Problem details: Copy out each line of the data that holds the word "operator".

Supplied data:
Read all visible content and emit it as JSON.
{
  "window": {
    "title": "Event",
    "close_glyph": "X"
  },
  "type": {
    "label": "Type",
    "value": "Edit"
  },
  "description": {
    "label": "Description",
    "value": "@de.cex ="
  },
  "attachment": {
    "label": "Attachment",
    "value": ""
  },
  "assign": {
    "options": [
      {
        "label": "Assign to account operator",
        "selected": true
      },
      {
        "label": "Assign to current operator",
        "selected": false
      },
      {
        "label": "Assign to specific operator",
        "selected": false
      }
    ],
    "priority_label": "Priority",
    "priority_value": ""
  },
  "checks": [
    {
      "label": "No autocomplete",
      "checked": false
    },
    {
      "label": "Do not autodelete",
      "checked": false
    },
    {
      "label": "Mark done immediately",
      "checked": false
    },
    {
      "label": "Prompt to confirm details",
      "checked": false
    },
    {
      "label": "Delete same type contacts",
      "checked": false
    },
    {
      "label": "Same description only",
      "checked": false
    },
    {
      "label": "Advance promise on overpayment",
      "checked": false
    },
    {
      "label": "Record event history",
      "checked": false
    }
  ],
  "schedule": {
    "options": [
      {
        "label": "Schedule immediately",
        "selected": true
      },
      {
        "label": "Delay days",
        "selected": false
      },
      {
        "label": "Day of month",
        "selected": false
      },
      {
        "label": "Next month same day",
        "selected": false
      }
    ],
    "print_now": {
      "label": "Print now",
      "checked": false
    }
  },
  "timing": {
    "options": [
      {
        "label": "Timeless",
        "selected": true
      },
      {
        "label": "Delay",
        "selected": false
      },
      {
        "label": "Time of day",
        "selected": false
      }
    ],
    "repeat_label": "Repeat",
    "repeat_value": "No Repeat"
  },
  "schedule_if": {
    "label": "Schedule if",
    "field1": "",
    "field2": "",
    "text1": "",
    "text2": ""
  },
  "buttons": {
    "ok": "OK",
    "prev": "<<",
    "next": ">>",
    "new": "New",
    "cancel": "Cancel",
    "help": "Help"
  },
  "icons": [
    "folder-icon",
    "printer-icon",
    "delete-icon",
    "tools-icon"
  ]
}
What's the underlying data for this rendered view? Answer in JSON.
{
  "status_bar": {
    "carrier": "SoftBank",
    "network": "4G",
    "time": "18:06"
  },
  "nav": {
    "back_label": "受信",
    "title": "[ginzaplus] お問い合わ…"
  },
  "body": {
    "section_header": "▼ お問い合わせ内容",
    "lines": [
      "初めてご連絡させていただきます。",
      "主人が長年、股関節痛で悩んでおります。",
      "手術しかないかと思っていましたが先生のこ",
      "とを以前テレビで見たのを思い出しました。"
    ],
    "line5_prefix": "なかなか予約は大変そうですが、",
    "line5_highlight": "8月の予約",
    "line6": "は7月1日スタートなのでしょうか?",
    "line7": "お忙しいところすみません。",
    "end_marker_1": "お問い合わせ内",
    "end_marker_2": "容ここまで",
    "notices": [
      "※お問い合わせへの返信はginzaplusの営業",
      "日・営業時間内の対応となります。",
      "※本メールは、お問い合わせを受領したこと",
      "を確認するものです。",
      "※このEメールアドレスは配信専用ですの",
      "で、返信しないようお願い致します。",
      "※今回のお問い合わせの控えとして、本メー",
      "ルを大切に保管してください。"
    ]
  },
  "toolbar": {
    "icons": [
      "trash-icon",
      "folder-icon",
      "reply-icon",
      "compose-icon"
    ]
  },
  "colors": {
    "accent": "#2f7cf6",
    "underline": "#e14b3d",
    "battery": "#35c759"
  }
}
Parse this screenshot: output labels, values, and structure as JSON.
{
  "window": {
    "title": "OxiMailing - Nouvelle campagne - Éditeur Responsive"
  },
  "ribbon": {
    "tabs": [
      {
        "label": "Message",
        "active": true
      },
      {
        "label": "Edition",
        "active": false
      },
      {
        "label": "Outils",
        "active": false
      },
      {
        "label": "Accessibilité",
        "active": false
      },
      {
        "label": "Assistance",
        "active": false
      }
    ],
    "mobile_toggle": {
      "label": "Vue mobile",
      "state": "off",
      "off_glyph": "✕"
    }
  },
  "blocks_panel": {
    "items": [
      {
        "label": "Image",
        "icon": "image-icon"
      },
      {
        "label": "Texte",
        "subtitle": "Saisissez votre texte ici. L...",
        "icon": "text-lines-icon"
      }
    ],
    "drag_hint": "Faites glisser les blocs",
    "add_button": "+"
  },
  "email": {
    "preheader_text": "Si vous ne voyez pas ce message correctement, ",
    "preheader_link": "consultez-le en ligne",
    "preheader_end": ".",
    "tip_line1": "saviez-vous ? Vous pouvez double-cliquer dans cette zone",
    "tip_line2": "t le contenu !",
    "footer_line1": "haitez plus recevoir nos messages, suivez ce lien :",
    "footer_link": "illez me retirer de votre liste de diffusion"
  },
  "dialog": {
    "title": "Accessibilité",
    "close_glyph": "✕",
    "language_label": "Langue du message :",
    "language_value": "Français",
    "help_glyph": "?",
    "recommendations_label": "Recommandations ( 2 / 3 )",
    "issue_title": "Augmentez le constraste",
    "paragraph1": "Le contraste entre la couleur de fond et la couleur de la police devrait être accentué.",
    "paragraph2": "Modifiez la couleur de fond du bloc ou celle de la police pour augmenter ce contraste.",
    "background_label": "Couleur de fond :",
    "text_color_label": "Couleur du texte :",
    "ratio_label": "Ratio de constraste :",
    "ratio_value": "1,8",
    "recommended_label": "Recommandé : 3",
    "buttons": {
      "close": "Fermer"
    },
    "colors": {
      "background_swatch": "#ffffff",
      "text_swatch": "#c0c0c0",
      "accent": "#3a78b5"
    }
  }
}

Exercise output:
        "label": "Assign to account operator",
        "label": "Assign to current operator",
        "label": "Assign to specific operator",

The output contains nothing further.